SOURCE INFORMATION Block Start
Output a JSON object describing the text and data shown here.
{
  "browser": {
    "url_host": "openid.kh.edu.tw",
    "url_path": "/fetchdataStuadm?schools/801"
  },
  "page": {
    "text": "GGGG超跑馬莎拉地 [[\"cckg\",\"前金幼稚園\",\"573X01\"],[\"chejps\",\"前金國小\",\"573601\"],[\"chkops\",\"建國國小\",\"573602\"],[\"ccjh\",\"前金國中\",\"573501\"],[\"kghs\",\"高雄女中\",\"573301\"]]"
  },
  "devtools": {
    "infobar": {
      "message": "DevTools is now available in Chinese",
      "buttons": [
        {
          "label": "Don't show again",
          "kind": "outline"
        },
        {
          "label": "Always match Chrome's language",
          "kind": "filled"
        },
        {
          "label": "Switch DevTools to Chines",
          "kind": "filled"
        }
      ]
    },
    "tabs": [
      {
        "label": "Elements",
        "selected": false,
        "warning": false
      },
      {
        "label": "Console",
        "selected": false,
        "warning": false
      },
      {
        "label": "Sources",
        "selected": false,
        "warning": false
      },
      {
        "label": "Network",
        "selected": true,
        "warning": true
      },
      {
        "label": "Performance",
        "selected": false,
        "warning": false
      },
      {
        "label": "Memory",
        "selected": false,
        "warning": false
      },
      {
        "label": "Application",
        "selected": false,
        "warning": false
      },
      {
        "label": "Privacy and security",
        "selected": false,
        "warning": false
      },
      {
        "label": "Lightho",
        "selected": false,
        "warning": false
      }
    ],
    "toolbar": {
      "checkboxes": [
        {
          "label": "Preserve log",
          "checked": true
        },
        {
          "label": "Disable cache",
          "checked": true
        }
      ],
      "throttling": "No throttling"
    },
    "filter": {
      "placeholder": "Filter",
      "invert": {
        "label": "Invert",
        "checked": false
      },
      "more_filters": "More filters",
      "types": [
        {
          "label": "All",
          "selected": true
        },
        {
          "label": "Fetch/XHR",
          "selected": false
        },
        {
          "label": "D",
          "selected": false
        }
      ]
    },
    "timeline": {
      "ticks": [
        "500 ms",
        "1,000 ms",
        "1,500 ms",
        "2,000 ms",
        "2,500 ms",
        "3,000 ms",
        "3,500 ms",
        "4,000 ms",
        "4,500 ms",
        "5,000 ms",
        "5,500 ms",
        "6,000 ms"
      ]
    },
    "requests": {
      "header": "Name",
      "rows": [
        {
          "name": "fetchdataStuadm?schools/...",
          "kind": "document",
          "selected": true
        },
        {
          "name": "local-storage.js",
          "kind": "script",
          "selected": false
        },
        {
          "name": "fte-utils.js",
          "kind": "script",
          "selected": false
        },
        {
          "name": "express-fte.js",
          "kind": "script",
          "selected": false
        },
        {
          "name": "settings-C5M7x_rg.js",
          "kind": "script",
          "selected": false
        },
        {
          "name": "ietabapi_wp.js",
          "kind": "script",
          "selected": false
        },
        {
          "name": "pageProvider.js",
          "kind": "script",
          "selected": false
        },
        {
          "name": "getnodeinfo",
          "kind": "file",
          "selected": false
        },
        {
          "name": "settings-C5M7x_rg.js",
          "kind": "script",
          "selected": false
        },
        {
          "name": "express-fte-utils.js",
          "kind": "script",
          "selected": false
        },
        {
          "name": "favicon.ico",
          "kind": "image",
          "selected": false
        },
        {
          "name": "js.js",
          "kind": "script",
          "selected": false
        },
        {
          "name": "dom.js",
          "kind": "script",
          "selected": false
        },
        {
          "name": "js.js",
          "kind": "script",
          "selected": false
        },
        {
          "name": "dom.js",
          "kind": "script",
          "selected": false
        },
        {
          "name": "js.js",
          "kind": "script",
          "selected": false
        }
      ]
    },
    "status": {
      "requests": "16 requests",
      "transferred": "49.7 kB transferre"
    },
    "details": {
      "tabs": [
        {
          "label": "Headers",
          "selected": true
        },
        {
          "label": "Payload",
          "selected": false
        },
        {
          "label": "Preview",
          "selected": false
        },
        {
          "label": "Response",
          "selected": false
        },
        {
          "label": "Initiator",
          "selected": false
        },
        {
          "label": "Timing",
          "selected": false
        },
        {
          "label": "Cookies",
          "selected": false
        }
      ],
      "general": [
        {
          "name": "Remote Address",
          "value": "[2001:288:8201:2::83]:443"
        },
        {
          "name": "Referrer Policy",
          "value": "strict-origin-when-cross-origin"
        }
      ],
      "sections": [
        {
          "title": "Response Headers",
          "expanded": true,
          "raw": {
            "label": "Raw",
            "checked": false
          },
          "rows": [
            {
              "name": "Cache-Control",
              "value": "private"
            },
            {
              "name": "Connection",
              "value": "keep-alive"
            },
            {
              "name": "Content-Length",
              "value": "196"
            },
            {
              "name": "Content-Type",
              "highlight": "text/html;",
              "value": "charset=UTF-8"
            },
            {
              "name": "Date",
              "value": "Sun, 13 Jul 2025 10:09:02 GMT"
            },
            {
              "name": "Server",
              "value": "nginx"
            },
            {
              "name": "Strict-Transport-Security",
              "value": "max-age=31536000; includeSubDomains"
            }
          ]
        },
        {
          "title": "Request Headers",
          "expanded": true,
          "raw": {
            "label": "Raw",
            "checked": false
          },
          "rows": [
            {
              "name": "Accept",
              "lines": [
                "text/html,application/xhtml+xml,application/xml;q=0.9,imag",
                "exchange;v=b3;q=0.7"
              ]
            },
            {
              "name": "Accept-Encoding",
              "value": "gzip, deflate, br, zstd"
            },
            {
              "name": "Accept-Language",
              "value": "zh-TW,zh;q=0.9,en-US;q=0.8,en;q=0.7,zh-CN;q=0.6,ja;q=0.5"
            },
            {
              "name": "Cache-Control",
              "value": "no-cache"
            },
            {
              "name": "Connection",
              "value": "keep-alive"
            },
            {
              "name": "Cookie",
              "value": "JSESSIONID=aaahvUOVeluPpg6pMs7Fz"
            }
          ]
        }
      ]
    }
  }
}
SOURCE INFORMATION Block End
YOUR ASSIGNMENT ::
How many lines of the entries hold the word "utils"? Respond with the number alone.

ANSWER TO THIS PROBLEM ::
2